“My form had never been better. I’d done personal best after personal best, and just had this unusual level of confidence in my form. I thought, ‘You know what, I am just going to have this today. It’s mine. It’s actually mine.’ I wasn’t going to let it go.”
And there we have our first mention of the C-word, something that has always been a hot topic for her, and due to her brutal honesty in interviews, it has led to a caricature being painted of a woman on the edge of crumbling into dust at any moment.
“I have had to learn to be a lot tougher, a lot harder, almost assertive verging on aggressive, and that’s not my natural character. I’m a right softie. I love looking after people. There’s nothing I like more than having people round and cooking lots of food and everyone’s happy. I just love that. That’s what comes naturally to me, so to be hard and decisive and intimidating – I have had to learn how to do that.
“I’d be better off if I was a more type A personality, someone who is confident, quite arrogant… these are personality traits you see in sprinters so often. It comes naturally to them, but with me it’s more, ‘Why do I do this? It isn’t me!’”
And it’s that contradiction that dictates our conversation. She’ll rarely make eye contact yet there’s no doubting her genuine warmth and honesty. In short, she is much more human than your average world-beater. If you take off the Olympic-tinged glasses, then you’ll be looking at a woman who simply needs to dig a little deeper to find her mettle, and with experience comes perspective.

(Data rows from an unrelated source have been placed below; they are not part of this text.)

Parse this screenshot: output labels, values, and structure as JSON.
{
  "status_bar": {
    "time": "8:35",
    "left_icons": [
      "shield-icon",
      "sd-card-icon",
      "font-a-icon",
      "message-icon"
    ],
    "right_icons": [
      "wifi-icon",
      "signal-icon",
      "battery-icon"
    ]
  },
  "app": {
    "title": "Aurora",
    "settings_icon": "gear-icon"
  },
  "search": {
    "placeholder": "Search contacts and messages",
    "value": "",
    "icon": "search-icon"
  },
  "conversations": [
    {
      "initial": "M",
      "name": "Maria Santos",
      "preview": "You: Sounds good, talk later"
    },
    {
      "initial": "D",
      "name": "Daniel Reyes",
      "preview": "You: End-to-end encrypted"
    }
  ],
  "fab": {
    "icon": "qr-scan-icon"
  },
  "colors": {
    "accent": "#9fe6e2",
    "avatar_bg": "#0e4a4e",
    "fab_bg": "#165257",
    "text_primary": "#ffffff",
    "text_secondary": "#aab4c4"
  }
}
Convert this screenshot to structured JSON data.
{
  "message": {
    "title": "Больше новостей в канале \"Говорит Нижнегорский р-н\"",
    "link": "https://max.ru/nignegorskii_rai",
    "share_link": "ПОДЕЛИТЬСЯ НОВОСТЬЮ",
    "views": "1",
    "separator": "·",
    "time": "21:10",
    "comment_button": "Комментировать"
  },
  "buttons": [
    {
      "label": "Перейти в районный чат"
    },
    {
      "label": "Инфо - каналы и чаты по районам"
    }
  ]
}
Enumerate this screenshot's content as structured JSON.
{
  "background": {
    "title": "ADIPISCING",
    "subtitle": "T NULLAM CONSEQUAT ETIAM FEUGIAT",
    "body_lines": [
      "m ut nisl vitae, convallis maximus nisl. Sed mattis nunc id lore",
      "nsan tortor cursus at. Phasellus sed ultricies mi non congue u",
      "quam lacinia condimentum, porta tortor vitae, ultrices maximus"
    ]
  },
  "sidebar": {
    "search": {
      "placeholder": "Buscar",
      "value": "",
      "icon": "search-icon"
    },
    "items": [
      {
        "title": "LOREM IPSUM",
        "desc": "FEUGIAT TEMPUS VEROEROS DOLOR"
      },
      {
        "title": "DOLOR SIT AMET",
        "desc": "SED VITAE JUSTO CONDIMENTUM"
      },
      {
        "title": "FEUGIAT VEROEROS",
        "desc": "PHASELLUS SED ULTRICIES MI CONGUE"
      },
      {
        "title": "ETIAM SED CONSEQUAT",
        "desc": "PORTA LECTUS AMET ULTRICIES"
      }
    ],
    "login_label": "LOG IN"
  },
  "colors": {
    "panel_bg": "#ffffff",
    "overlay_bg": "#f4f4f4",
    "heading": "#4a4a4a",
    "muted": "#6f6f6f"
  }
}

“With the success of the British cycling team, everyone expects us to step up on any given day and say, ‘There you go, have some Gold’, but it’s nothing like that. It’s about time, training and also a bit of luck, and it doesn’t necessarily come every time.” And at the Velodrome this summer in her home country, Victoria will get one last bite at Olympic glory before turning her mind to matters away from the track, including the man who is currently playing fetch with Mr Jonty.